REQUIREMENT: Write out the full listing again, exactly as it stands.

EXERCISE DATA:
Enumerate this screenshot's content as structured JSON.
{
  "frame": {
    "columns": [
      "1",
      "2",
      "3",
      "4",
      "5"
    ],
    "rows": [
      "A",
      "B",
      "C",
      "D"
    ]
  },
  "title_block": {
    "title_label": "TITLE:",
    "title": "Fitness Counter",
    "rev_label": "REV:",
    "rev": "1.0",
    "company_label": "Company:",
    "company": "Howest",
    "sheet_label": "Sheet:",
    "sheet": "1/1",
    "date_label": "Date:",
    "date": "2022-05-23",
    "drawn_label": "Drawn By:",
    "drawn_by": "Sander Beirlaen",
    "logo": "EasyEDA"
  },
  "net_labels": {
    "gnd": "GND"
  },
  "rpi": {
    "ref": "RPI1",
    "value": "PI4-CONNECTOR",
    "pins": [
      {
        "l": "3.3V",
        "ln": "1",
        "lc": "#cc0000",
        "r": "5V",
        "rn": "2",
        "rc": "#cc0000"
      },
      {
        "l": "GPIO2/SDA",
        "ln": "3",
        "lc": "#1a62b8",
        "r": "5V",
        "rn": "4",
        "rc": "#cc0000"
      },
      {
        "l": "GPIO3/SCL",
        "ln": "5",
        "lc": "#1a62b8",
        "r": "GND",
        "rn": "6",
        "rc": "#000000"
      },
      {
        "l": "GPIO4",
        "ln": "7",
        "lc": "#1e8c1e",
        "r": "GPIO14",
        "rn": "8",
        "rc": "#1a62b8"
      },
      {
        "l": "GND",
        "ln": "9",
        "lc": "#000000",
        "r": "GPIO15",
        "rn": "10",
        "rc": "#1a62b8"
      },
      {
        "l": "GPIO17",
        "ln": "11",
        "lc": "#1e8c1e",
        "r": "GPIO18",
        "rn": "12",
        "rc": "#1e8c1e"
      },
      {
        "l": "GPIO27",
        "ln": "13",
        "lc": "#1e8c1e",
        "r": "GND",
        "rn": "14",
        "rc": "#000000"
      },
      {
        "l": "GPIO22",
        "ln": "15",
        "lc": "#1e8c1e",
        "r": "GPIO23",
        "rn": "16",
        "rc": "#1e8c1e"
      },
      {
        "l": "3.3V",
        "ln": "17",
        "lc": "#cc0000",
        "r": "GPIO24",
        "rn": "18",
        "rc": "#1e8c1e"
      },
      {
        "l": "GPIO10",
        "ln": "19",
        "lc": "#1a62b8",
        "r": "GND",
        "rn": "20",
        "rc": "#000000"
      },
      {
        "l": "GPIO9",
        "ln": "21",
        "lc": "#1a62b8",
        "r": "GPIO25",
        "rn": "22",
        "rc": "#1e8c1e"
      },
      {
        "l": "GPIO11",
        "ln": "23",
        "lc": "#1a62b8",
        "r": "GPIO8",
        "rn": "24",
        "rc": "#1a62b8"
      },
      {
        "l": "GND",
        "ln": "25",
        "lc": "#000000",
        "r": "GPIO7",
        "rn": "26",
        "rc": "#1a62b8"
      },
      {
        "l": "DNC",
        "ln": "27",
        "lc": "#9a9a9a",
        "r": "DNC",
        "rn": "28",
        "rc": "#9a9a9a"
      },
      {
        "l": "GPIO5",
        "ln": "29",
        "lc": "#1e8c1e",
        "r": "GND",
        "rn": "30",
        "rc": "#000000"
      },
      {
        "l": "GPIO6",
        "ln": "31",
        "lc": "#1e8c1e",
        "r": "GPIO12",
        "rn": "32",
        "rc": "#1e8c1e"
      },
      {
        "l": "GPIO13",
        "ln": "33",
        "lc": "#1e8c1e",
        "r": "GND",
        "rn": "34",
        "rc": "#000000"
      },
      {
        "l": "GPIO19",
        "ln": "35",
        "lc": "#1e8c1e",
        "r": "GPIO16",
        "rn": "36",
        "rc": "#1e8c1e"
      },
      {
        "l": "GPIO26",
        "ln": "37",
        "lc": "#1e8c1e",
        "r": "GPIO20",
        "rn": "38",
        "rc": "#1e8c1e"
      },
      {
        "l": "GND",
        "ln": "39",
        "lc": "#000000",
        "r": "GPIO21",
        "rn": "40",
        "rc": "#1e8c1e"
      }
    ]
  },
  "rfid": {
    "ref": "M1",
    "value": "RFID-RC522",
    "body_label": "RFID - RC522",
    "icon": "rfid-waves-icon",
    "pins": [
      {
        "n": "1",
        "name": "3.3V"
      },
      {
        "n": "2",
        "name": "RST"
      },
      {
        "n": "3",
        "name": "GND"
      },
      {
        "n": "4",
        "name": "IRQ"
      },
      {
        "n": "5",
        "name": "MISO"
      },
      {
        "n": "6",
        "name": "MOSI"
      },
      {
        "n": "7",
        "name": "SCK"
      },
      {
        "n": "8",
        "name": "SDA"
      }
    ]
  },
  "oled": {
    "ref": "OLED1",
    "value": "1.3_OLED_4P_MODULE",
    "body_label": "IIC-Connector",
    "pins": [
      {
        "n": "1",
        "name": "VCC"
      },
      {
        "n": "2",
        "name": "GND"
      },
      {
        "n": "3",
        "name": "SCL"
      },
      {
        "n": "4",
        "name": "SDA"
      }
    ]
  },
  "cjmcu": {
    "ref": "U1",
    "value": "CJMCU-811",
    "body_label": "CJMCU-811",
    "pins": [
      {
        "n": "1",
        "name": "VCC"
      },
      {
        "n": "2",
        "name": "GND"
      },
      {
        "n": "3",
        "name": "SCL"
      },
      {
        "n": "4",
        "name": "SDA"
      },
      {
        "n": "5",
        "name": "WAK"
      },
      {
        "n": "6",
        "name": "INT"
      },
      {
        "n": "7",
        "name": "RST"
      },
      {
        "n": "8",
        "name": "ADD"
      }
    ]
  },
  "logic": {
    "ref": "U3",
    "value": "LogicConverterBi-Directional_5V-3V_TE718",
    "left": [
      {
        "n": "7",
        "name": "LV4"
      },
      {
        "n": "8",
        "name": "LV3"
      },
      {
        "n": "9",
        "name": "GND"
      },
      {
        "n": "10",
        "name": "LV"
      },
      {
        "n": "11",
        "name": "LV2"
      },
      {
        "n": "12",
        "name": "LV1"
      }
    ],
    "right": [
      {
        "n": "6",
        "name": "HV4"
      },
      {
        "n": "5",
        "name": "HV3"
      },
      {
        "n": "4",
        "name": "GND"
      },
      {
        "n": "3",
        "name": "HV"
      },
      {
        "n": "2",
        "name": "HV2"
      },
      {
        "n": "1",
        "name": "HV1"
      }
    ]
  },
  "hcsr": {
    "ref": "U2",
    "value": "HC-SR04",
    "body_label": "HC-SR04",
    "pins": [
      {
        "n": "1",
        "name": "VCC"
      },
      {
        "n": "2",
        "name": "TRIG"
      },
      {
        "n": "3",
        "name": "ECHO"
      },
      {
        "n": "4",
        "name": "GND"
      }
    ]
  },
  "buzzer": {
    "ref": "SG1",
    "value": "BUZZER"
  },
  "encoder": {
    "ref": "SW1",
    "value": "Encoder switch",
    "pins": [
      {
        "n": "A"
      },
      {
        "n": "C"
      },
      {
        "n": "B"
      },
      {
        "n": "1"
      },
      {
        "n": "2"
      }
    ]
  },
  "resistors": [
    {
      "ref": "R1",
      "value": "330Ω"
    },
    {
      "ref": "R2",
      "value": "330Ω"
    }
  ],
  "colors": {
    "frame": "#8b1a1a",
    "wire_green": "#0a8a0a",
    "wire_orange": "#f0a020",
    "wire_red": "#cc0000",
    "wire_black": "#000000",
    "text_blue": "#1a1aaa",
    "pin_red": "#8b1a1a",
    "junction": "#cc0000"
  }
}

ANSWER TO THE EXERCISE:
Enumerate this screenshot's content as structured JSON.
{
  "frame": {
    "columns": [
      "1",
      "2",
      "3",
      "4",
      "5"
    ],
    "rows": [
      "A",
      "B",
      "C",
      "D"
    ]
  },
  "title_block": {
    "title_label": "TITLE:",
    "title": "Fitness Counter",
    "rev_label": "REV:",
    "rev": "1.0",
    "company_label": "Company:",
    "company": "Howest",
    "sheet_label": "Sheet:",
    "sheet": "1/1",
    "date_label": "Date:",
    "date": "2022-05-23",
    "drawn_label": "Drawn By:",
    "drawn_by": "Sander Beirlaen",
    "logo": "EasyEDA"
  },
  "net_labels": {
    "gnd": "GND"
  },
  "rpi": {
    "ref": "RPI1",
    "value": "PI4-CONNECTOR",
    "pins": [
      {
        "l": "3.3V",
        "ln": "1",
        "lc": "#cc0000",
        "r": "5V",
        "rn": "2",
        "rc": "#cc0000"
      },
      {
        "l": "GPIO2/SDA",
        "ln": "3",
        "lc": "#1a62b8",
        "r": "5V",
        "rn": "4",
        "rc": "#cc0000"
      },
      {
        "l": "GPIO3/SCL",
        "ln": "5",
        "lc": "#1a62b8",
        "r": "GND",
        "rn": "6",
        "rc": "#000000"
      },
      {
        "l": "GPIO4",
        "ln": "7",
        "lc": "#1e8c1e",
        "r": "GPIO14",
        "rn": "8",
        "rc": "#1a62b8"
      },
      {
        "l": "GND",
        "ln": "9",
        "lc": "#000000",
        "r": "GPIO15",
        "rn": "10",
        "rc": "#1a62b8"
      },
      {
        "l": "GPIO17",
        "ln": "11",
        "lc": "#1e8c1e",
        "r": "GPIO18",
        "rn": "12",
        "rc": "#1e8c1e"
      },
      {
        "l": "GPIO27",
        "ln": "13",
        "lc": "#1e8c1e",
        "r": "GND",
        "rn": "14",
        "rc": "#000000"
      },
      {
        "l": "GPIO22",
        "ln": "15",
        "lc": "#1e8c1e",
        "r": "GPIO23",
        "rn": "16",
        "rc": "#1e8c1e"
      },
      {
        "l": "3.3V",
        "ln": "17",
        "lc": "#cc0000",
        "r": "GPIO24",
        "rn": "18",
        "rc": "#1e8c1e"
      },
      {
        "l": "GPIO10",
        "ln": "19",
        "lc": "#1a62b8",
        "r": "GND",
        "rn": "20",
        "rc": "#000000"
      },
      {
        "l": "GPIO9",
        "ln": "21",
        "lc": "#1a62b8",
        "r": "GPIO25",
        "rn": "22",
        "rc": "#1e8c1e"
      },
      {
        "l": "GPIO11",
        "ln": "23",
        "lc": "#1a62b8",
        "r": "GPIO8",
        "rn": "24",
        "rc": "#1a62b8"
      },
      {
        "l": "GND",
        "ln": "25",
        "lc": "#000000",
        "r": "GPIO7",
        "rn": "26",
        "rc": "#1a62b8"
      },
      {
        "l": "DNC",
        "ln": "27",
        "lc": "#9a9a9a",
        "r": "DNC",
        "rn": "28",
        "rc": "#9a9a9a"
      },
      {
        "l": "GPIO5",
        "ln": "29",
        "lc": "#1e8c1e",
        "r": "GND",
        "rn": "30",
        "rc": "#000000"
      },
      {
        "l": "GPIO6",
        "ln": "31",
        "lc": "#1e8c1e",
        "r": "GPIO12",
        "rn": "32",
        "rc": "#1e8c1e"
      },
      {
        "l": "GPIO13",
        "ln": "33",
        "lc": "#1e8c1e",
        "r": "GND",
        "rn": "34",
        "rc": "#000000"
      },
      {
        "l": "GPIO19",
        "ln": "35",
        "lc": "#1e8c1e",
        "r": "GPIO16",
        "rn": "36",
        "rc": "#1e8c1e"
      },
      {
        "l": "GPIO26",
        "ln": "37",
        "lc": "#1e8c1e",
        "r": "GPIO20",
        "rn": "38",
        "rc": "#1e8c1e"
      },
      {
        "l": "GND",
        "ln": "39",
        "lc": "#000000",
        "r": "GPIO21",
        "rn": "40",
        "rc": "#1e8c1e"
      }
    ]
  },
  "rfid": {
    "ref": "M1",
    "value": "RFID-RC522",
    "body_label": "RFID - RC522",
    "icon": "rfid-waves-icon",
    "pins": [
      {
        "n": "1",
        "name": "3.3V"
      },
      {
        "n": "2",
        "name": "RST"
      },
      {
        "n": "3",
        "name": "GND"
      },
      {
        "n": "4",
        "name": "IRQ"
      },
      {
        "n": "5",
        "name": "MISO"
      },
      {
        "n": "6",
        "name": "MOSI"
      },
      {
        "n": "7",
        "name": "SCK"
      },
      {
        "n": "8",
        "name": "SDA"
      }
    ]
  },
  "oled": {
    "ref": "OLED1",
    "value": "1.3_OLED_4P_MODULE",
    "body_label": "IIC-Connector",
    "pins": [
      {
        "n": "1",
        "name": "VCC"
      },
      {
        "n": "2",
        "name": "GND"
      },
      {
        "n": "3",
        "name": "SCL"
      },
      {
        "n": "4",
        "name": "SDA"
      }
    ]
  },
  "cjmcu": {
    "ref": "U1",
    "value": "CJMCU-811",
    "body_label": "CJMCU-811",
    "pins": [
      {
        "n": "1",
        "name": "VCC"
      },
      {
        "n": "2",
        "name": "GND"
      },
      {
        "n": "3",
        "name": "SCL"
      },
      {
        "n": "4",
        "name": "SDA"
      },
      {
        "n": "5",
        "name": "WAK"
      },
      {
        "n": "6",
        "name": "INT"
      },
      {
        "n": "7",
        "name": "RST"
      },
      {
        "n": "8",
        "name": "ADD"
      }
    ]
  },
  "logic": {
    "ref": "U3",
    "value": "LogicConverterBi-Directional_5V-3V_TE718",
    "left": [
      {
        "n": "7",
        "name": "LV4"
      },
      {
        "n": "8",
        "name": "LV3"
      },
      {
        "n": "9",
        "name": "GND"
      },
      {
        "n": "10",
        "name": "LV"
      },
      {
        "n": "11",
        "name": "LV2"
      },
      {
        "n": "12",
        "name": "LV1"
      }
    ],
    "right": [
      {
        "n": "6",
        "name": "HV4"
      },
      {
        "n": "5",
        "name": "HV3"
      },
      {
        "n": "4",
        "name": "GND"
      },
      {
        "n": "3",
        "name": "HV"
      },
      {
        "n": "2",
        "name": "HV2"
      },
      {
        "n": "1",
        "name": "HV1"
      }
    ]
  },
  "hcsr": {
    "ref": "U2",
    "value": "HC-SR04",
    "body_label": "HC-SR04",
    "pins": [
      {
        "n": "1",
        "name": "VCC"
      },
      {
        "n": "2",
        "name": "TRIG"
      },
      {
        "n": "3",
        "name": "ECHO"
      },
      {
        "n": "4",
        "name": "GND"
      }
    ]
  },
  "buzzer": {
    "ref": "SG1",
    "value": "BUZZER"
  },
  "encoder": {
    "ref": "SW1",
    "value": "Encoder switch",
    "pins": [
      {
        "n": "A"
      },
      {
        "n": "C"
      },
      {
        "n": "B"
      },
      {
        "n": "1"
      },
      {
        "n": "2"
      }
    ]
  },
  "resistors": [
    {
      "ref": "R1",
      "value": "330Ω"
    },
    {
      "ref": "R2",
      "value": "330Ω"
    }
  ],
  "colors": {
    "frame": "#8b1a1a",
    "wire_green": "#0a8a0a",
    "wire_orange": "#f0a020",
    "wire_red": "#cc0000",
    "wire_black": "#000000",
    "text_blue": "#1a1aaa",
    "pin_red": "#8b1a1a",
    "junction": "#cc0000"
  }
}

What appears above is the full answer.